Why the individual mandate may fall on Commerce Clause grounds


Author: Luke A. Wake

After Raich v. Gonzalez, 545 U.S. 1 (2005), many constitutional scholars thought that Congress' power to regulate interstate commerce was a near limitless power. In Raich, the Supreme Court said that Congress could regulate the non-economic activity of medical marijuana use; the Court held that even non-economic activities could be regulated under the commerce power if their regulation is necessary for the vindication of a larger economic regulatory scheme. That basically means that even non-economic activities can be regulated by the federal government if Congress thinks its necessary to advance some broad economic policy. Under that standard, Congress can regulate almost any action under the Commerce Clause, so long as the regulation does not violate some other constitutional principle.

After that case, most commentators thought that there was no hope for suits challenging Congress' authority to enact legislation under the Commerce Clause; however, that was before Congress passed the health care law. With the enactment of Patient Protection and Affordable Care Act, Congress made an unprecedented move. For the first time in American history, the federal government has sought to force us to buy something. This is not only unprecedented, but there is no support for what Congress has done in case law. The Supreme Court has never suggested that Congress can compel commerce. So despite expansive interpretations of the commerce power over the past century, we may actually see the courts strike down the health care law on Commerce Clause grounds.

So why is the mandate to purchase health insurance so vulnerable to this constitutional attack? Doesn't Congress force us to do things we don't want to do all the time? How is this different than laws forcing us to buy car insurance, or forcing hospitals to treat people in the emergency room without regard to their ability to pay? How is this different than the Civil Rights Act, which forced businesses to serve the public without discriminating against individuals on the basis of their race, sex, religion, etc?

The answer is simple: unlike other federal laws, the individual mandate requirement imposes an affirmative obligation on the individual to take an action. Most laws only regulate our behavior, either restricting, directing or prohibiting activities that are otherwise freely chosen. Some laws impose affirmative obligations to act in a certain way, but only on the basis of some other action that we have chosen.

The mandate is unique in that it imposes a duty upon the individual where the individual has taken no action whatsoever.
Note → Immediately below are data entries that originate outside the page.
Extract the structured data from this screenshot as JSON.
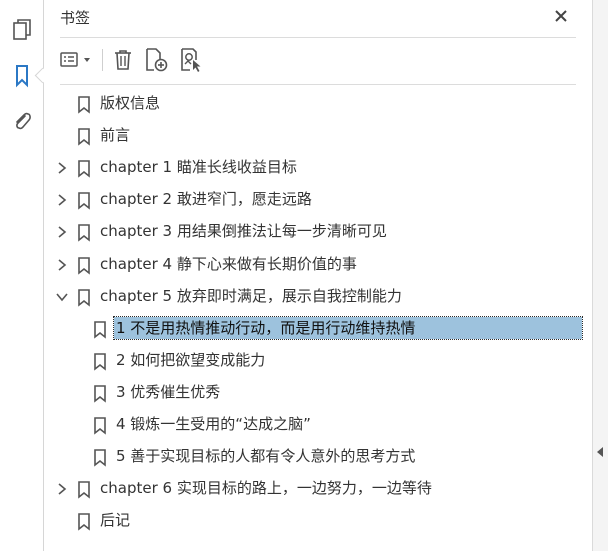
{
  "panel": {
    "title": "书签"
  },
  "rail": {
    "items": [
      {
        "name": "pages-icon",
        "active": false
      },
      {
        "name": "bookmark-icon",
        "active": true
      },
      {
        "name": "attachment-icon",
        "active": false
      }
    ]
  },
  "toolbar": {
    "items": [
      "options-menu-icon",
      "delete-icon",
      "new-bookmark-icon",
      "new-bookmark-from-structure-icon"
    ]
  },
  "colors": {
    "accent": "#2b78c5",
    "selection": "#9dc2dd",
    "text": "#333333"
  },
  "bookmarks": [
    {
      "label": "版权信息",
      "level": 0,
      "chevron": "none"
    },
    {
      "label": "前言",
      "level": 0,
      "chevron": "none"
    },
    {
      "label": "chapter 1 瞄准长线收益目标",
      "level": 0,
      "chevron": "collapsed"
    },
    {
      "label": "chapter 2 敢进窄门，愿走远路",
      "level": 0,
      "chevron": "collapsed"
    },
    {
      "label": "chapter 3 用结果倒推法让每一步清晰可见",
      "level": 0,
      "chevron": "collapsed"
    },
    {
      "label": "chapter 4 静下心来做有长期价值的事",
      "level": 0,
      "chevron": "collapsed"
    },
    {
      "label": "chapter 5 放弃即时满足，展示自我控制能力",
      "level": 0,
      "chevron": "expanded"
    },
    {
      "label": "1 不是用热情推动行动，而是用行动维持热情",
      "level": 1,
      "chevron": "none",
      "selected": true
    },
    {
      "label": "2 如何把欲望变成能力",
      "level": 1,
      "chevron": "none"
    },
    {
      "label": "3 优秀催生优秀",
      "level": 1,
      "chevron": "none"
    },
    {
      "label": "4 锻炼一生受用的“达成之脑”",
      "level": 1,
      "chevron": "none"
    },
    {
      "label": "5 善于实现目标的人都有令人意外的思考方式",
      "level": 1,
      "chevron": "none"
    },
    {
      "label": "chapter 6 实现目标的路上，一边努力，一边等待",
      "level": 0,
      "chevron": "collapsed"
    },
    {
      "label": "后记",
      "level": 0,
      "chevron": "none"
    }
  ]
}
This matters because the Commerce Clause only authorizes federal regulation of actions which affect interstate-commerce. As such, the mandate – regulating inactivity – cannot be justified under the Commerce Clause. Nor can it be justified under any other theory.

The individual mandate is just flat-out unconstitutional.